Giving Compass' Take:

• Roy Swan and Darren Walker explain how the Ford Foundation has been using impact investing practices that put racial equity at the center of its work.

• The authors discuss the various ways the foundation is providing capital for justice initiatives. The Ford Foundation is doing this by funding diverse investment managers and forging partnerships with other entities that prioritize racial equity investments.  

• Read more about bringing racial equity to capital markets. 

Throughout this article series, it has been fascinating and encouraging to read the authors’ reflections on the importance of putting racial equity at the center of the impact investing movement—and the most effective ways of doing so at this pivotal moment. In preparing our contribution, we have been thinking about how the Ford Foundation’s use of impact investing tools, and our work on racial equity, have evolved over the past half-century, and how that history informs our path today.

At the height of the United States Civil Rights Movement in the 1960s, the Ford Foundation was looking for new ways to invest its resources in marginalized communities. Already, it had used grants to support individual leaders and institutions—funding research and building fields like public interest law—but it was no secret that it would need to do more to address the tangled root causes of racial inequality.

In the 50 years since the development of PRIs, the Ford Foundation’s fight for racial equity and our use of new impact investing tools have gone hand in hand. As time has passed and tools and circumstances have changed, we’ve continuously looked for new ways to answer a version of that original question: How do we get more capital to the people and communities who truly need it?

Today, we use many types of resources to address inequality, and specifically racial and gender inequality, in all its forms. These include grants in our gender, racial, and ethnic justice program; PRIs; and mission-related investments committed from our endowment. While our philanthropic investment used to focus on only 5 percent of our resources, we are beginning to unlock the other 95 percent toward this goal, with a recent commitment to allocate up to $1 billion of the endowment for a new mission-related investment strategy.

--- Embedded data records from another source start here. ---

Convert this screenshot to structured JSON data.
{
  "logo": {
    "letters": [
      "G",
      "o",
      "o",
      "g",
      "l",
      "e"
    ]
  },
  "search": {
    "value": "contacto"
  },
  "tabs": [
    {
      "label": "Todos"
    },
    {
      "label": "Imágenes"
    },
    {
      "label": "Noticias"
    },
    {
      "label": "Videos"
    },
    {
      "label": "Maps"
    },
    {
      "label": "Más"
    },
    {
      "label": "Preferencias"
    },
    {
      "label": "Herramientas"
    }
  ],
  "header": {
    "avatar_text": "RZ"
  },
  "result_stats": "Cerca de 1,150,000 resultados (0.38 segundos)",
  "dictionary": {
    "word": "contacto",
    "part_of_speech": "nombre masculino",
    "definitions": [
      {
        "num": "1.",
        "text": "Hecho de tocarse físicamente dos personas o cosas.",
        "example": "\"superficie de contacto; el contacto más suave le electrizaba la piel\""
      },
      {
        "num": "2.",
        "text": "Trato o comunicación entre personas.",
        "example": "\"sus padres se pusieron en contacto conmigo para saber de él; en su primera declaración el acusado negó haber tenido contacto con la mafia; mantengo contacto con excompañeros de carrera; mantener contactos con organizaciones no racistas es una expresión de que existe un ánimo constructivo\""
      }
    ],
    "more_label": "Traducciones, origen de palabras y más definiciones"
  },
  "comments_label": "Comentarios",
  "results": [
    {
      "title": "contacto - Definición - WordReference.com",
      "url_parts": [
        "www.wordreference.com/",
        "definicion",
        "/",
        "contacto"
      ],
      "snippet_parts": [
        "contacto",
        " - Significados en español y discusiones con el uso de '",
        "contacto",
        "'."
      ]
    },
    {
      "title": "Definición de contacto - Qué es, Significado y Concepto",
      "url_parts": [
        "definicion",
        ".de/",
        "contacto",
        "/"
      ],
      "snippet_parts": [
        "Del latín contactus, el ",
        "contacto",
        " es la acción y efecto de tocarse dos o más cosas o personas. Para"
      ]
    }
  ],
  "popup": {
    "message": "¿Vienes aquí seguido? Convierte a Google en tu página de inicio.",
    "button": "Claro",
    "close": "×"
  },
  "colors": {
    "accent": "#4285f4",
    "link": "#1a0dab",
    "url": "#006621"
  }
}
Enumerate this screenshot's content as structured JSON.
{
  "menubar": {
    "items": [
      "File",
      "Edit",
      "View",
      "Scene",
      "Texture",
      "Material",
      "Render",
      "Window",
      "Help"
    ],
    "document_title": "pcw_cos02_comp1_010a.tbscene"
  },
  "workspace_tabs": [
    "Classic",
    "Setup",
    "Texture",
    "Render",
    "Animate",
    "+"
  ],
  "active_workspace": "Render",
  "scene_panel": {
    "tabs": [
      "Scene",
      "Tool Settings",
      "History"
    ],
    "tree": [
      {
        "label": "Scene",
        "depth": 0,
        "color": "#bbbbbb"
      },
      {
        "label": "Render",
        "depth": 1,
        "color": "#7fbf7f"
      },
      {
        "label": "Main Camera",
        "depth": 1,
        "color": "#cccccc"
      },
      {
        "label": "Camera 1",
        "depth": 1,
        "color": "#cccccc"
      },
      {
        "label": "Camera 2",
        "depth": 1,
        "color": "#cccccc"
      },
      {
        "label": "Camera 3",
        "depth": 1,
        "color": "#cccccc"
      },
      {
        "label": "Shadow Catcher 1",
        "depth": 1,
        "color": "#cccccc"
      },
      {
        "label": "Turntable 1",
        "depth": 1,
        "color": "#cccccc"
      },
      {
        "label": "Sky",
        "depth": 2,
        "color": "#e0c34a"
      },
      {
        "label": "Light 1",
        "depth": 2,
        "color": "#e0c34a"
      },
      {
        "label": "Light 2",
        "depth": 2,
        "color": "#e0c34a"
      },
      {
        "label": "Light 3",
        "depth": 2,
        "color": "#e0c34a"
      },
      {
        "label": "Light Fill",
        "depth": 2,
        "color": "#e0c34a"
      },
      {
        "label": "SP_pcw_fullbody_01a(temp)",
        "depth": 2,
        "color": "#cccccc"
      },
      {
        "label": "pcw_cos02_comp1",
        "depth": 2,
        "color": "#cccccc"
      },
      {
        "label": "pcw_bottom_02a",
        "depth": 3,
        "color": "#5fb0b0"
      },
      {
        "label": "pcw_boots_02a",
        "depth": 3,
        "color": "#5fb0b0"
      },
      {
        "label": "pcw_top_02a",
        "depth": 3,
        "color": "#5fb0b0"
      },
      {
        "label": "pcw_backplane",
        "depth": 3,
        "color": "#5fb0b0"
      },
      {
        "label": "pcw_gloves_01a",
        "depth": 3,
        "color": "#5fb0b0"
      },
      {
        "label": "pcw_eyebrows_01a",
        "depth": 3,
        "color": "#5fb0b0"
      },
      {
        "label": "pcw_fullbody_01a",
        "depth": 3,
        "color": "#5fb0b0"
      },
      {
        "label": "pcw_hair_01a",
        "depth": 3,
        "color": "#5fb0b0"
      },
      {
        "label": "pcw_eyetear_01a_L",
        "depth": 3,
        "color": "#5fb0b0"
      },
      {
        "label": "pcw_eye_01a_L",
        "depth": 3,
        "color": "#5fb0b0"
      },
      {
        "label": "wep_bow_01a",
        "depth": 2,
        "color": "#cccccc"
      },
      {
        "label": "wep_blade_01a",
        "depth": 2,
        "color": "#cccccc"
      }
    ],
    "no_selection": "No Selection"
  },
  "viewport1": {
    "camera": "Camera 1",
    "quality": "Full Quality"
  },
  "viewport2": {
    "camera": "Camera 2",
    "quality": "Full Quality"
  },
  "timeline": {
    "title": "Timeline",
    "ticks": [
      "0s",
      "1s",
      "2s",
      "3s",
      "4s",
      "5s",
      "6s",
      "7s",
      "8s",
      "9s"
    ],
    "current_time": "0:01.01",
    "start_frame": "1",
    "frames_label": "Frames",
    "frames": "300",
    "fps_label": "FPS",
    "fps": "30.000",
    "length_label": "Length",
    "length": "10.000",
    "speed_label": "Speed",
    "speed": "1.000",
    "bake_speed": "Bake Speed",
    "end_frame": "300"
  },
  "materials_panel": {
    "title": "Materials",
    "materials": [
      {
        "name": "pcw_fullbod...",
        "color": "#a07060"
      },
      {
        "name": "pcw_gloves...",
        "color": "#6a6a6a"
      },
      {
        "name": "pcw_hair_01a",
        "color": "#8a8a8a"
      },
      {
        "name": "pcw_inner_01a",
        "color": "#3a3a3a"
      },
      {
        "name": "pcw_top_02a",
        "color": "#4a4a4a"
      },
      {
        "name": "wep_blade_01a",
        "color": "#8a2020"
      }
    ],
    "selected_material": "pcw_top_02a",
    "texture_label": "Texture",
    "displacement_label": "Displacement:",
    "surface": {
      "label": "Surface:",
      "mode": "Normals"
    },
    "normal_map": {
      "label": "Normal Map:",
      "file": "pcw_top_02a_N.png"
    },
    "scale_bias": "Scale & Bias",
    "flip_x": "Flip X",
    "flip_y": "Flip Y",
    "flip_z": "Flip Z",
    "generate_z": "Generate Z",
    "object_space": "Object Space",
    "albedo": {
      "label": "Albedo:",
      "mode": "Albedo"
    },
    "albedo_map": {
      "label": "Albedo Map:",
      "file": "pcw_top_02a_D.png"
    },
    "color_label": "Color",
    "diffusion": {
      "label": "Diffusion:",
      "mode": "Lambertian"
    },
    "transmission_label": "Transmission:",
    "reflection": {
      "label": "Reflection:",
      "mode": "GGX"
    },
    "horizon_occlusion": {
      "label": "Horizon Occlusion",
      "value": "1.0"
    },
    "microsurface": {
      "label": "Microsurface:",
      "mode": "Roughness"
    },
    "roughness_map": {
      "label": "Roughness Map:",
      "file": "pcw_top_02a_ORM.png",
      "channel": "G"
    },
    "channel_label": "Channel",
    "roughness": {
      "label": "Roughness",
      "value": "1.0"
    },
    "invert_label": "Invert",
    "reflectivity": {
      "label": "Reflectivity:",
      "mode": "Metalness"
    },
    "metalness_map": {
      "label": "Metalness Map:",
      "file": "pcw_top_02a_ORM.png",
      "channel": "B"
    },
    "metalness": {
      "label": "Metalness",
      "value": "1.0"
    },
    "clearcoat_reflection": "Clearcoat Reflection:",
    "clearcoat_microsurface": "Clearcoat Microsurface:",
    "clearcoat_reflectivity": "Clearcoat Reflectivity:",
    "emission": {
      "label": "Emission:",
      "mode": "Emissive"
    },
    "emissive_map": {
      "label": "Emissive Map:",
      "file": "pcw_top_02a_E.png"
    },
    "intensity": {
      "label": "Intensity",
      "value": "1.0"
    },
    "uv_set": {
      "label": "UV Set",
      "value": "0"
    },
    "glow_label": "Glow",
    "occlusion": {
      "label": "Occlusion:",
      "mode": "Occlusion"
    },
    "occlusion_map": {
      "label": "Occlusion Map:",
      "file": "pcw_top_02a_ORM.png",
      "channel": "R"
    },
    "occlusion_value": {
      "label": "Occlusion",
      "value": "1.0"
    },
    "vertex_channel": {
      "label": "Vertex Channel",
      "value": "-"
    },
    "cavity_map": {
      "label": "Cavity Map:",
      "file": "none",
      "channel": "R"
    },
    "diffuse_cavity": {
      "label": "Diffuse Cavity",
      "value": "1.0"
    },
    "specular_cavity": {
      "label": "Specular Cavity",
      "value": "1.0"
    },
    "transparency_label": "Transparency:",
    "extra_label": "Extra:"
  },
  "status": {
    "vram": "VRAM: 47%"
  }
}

Read the full article about impact investing for racial equity by Roy Swan & Darren Walker at Stanford Social Innovation Review.